For about four days last week, said tenant Natalie Hammers, workers and cleaning crews were in and out of the buildings, most wearing no protective gear or only a face mask. Tenants in the neighboring buildings also reported seeing people climbing into the building.
Hammers, who does have renters insurance, said her insurance company won’t process a claim for her losses without photos of the damage, which she can’t take unless she gets inside.
When she requested entry, she said the property manager told her no residents will be allowed in the building, ever.
Wendy Shark, spokeswoman for Seattle’s Department of Construction and Inspection, said the building has been tagged for limited entry. That means that “tenants are allowed to go in escorted to ensure they’re entering areas that are safe. … It’s the responsibility of the owner to decide how tenants get into and out of the building.”

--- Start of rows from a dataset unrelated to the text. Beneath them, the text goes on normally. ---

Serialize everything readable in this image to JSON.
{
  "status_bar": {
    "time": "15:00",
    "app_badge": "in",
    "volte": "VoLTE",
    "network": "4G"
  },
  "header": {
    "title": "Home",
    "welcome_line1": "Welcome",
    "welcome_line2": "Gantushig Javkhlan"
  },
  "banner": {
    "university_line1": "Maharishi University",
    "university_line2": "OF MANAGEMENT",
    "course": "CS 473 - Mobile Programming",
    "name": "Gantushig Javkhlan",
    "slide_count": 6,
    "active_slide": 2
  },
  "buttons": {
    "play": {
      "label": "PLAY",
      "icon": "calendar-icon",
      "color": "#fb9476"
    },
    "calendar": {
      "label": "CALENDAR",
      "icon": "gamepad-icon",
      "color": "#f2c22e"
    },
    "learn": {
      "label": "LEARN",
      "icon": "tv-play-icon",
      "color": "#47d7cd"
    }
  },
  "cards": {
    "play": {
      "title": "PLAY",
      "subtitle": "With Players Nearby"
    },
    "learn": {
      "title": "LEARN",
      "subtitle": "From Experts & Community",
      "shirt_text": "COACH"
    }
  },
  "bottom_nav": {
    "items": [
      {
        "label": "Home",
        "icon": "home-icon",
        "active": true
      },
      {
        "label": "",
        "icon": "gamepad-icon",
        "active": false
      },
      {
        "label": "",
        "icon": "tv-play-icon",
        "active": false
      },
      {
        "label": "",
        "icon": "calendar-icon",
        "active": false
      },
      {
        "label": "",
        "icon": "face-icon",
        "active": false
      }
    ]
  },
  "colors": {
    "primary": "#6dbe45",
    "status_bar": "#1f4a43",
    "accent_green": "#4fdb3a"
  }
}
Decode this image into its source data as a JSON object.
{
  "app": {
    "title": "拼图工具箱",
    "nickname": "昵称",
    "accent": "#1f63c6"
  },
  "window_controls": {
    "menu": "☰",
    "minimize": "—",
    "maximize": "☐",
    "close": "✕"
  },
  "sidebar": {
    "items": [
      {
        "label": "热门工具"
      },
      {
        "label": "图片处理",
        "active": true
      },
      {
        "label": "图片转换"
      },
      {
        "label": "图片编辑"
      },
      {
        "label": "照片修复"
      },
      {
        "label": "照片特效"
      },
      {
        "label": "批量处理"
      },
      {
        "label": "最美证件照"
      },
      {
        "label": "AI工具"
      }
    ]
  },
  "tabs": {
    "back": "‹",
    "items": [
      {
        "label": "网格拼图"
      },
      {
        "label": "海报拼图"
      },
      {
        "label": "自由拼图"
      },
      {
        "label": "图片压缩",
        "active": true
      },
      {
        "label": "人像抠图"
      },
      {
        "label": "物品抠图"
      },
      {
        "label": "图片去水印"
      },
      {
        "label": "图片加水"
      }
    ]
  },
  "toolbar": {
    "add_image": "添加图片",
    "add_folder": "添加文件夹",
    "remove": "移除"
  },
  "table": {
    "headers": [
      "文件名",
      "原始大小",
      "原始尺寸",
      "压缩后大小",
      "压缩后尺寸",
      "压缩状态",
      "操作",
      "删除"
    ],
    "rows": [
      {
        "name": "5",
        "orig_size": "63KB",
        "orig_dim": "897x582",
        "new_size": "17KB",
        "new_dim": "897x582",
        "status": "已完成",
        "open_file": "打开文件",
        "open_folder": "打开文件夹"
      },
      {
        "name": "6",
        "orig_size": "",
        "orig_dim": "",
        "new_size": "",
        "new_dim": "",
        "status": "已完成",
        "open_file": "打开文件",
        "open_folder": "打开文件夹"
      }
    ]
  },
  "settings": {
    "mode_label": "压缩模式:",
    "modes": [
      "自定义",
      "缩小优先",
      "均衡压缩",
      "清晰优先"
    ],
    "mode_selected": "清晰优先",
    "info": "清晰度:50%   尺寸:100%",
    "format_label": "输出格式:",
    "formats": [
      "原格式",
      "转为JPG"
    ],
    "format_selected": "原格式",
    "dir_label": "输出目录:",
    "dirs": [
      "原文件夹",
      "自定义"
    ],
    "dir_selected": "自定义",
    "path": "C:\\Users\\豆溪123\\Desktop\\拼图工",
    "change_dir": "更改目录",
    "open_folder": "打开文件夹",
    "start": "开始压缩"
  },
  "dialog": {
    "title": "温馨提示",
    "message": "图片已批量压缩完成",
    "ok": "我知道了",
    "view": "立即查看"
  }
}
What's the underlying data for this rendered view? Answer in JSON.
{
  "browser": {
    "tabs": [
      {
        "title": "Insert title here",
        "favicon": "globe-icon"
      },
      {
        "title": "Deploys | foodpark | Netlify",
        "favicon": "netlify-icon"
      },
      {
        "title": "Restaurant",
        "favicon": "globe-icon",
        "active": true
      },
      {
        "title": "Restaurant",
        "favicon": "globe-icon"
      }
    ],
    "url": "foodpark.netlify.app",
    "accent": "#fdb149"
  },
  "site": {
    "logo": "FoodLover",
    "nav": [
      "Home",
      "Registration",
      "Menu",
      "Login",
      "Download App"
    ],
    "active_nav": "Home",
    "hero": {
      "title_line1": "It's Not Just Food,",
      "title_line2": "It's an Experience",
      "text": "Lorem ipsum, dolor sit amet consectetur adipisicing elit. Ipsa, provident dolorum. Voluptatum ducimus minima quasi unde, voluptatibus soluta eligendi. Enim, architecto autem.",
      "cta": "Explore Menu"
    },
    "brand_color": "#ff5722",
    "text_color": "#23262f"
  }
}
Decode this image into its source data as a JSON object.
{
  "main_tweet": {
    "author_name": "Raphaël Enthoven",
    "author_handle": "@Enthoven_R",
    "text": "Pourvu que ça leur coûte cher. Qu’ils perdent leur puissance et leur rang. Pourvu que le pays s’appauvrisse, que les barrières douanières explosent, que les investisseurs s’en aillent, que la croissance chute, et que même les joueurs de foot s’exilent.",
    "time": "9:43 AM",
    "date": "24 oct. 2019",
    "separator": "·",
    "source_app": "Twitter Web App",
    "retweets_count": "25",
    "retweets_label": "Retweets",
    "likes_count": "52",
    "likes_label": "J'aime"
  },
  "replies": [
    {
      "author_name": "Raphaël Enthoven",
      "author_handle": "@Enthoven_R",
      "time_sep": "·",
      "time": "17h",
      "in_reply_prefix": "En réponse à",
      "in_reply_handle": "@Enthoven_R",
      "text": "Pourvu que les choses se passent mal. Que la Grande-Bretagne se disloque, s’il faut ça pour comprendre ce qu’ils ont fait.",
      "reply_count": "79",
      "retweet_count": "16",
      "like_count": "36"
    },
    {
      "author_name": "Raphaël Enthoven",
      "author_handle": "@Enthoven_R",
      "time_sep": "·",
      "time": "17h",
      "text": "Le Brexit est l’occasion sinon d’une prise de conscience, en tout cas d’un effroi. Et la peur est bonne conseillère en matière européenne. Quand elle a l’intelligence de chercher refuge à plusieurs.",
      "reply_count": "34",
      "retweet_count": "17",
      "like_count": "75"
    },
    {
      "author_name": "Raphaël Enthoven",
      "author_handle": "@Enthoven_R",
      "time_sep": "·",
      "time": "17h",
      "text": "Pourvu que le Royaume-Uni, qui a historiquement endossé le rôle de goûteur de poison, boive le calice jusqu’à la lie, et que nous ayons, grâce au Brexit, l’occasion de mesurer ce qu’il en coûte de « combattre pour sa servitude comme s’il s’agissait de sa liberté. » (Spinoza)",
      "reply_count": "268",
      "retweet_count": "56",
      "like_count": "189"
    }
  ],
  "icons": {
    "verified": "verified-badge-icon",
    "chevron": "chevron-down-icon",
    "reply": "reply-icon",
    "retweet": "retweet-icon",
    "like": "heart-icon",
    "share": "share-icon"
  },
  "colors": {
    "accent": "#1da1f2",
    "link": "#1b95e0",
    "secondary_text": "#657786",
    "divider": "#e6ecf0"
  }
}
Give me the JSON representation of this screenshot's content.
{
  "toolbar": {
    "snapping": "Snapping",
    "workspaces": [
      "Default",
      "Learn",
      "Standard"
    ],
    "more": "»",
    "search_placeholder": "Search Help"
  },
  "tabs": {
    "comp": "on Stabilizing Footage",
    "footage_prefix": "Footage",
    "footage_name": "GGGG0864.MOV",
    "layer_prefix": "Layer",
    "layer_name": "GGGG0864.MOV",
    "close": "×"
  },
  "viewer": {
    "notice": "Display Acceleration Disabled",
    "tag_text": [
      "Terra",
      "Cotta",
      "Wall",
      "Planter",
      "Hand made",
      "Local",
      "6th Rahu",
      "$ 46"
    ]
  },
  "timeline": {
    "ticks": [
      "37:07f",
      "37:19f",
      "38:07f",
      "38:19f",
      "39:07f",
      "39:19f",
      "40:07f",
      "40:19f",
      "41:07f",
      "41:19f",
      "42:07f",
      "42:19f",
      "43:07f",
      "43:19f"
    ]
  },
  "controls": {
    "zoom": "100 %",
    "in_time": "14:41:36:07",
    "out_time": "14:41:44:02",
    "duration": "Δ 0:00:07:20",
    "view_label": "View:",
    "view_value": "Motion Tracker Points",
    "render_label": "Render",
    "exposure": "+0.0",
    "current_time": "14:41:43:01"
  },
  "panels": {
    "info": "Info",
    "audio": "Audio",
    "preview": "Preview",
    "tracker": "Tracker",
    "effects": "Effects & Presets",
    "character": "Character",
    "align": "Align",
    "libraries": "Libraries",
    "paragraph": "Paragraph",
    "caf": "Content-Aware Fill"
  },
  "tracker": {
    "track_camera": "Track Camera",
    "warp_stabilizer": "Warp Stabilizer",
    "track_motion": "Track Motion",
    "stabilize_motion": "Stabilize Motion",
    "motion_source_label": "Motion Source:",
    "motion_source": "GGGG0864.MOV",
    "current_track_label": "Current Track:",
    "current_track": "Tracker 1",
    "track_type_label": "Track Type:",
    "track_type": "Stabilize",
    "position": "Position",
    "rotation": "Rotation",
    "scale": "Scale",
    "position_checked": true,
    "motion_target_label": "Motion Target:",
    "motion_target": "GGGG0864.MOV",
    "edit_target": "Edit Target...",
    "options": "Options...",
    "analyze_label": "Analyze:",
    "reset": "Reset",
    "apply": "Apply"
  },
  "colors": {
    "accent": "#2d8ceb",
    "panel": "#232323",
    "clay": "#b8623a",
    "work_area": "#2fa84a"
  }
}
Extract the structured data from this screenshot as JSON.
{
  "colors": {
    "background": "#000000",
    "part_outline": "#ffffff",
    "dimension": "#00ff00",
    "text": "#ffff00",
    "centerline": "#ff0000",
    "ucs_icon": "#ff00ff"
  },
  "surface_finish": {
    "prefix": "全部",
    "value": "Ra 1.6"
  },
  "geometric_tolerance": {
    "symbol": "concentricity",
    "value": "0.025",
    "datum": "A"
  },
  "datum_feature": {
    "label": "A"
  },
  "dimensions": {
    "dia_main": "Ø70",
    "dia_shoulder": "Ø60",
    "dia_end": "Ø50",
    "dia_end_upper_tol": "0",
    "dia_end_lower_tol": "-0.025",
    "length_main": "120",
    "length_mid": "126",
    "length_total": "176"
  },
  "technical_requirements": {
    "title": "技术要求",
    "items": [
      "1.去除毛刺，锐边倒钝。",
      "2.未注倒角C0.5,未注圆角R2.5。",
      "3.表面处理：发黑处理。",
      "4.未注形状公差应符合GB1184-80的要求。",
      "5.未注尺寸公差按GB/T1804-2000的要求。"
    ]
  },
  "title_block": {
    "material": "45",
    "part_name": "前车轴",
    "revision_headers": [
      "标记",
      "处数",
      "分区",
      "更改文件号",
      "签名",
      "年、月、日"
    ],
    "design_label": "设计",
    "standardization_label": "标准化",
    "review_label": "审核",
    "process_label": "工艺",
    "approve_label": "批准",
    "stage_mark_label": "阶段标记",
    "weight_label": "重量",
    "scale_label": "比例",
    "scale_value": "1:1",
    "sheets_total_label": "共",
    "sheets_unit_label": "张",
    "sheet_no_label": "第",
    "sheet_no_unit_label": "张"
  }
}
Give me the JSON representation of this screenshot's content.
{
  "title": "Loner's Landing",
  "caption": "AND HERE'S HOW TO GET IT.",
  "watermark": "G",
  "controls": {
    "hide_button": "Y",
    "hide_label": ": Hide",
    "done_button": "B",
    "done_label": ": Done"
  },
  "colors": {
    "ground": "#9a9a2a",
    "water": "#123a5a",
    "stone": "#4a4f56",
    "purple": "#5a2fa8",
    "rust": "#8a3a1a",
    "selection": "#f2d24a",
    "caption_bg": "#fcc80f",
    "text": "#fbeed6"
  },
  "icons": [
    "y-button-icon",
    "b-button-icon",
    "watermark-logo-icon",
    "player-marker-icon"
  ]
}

Shark said the department checked the building midday on Tuesday and found that it met the legal definition of secure in that windows were closed and doors were boarded on the first floor, even if those on the second floor weren’t.
Vanderveen said he expects it will take at least six months before he arrives at a settlement with his insurance company. Only then would he apply for a city demolition permit.
He said the big stumbling block appears to be asbestos, but he said he couldn’t recall who told him that was a problem in the building, which was constructed in 1977, the same year the state banned the substance in construction materials. He said it’s possible that contractors used old materials during construction.
Vanderveen, an attorney in Washington before he was disbarred in 2009, said he couldn’t imagine there would be a waiver strong enough to protect him from liability if a tenant was injured retrieving personal items.
He says he has owned other rental properties, and that this is his first fire and he’s done everything legally required of him even as he’s still learning how to proceed.
But attorney Evan Loeffler, who specializes in landlord-tenant relations and real- estate law at Loeffler Law Group in Seattle, said Vanderveen can find a way to protect himself if he wants to, and should allow his tenants access to their property.
“He has essentially evicted everyone,’’ Loeffler said. “A landlord cannot unilaterally terminate a lease after a fire. He has improperly excluded them from entering their own place. He owns the property, but he has rented it to them. He can give back the money, but he still has responsibilities. You can’t just say, “Here’s your rent; goodbye.’ ”
Loeffler said he was particularly upset that the city hasn’t done anything to help. Tenants praised the fire department and the Red Cross, which provided assistance immediately after the blaze. But they said they haven’t been able to get answers or assistance from the construction department, which assigned the case to an employee who is on vacation until Aug. 21, according to tenants.
Bass, the tenant who visits nearly every day, says she will continue her vigil. She drew a detailed plan of her apartment layout and its contents, hoping that someone will be able to walk into her unit, head for the closet she has marked on the drawing, and return her childhood mementos and her late sister’s belongings.
After all the tenants have been through, she said, it seems a small thing to ask.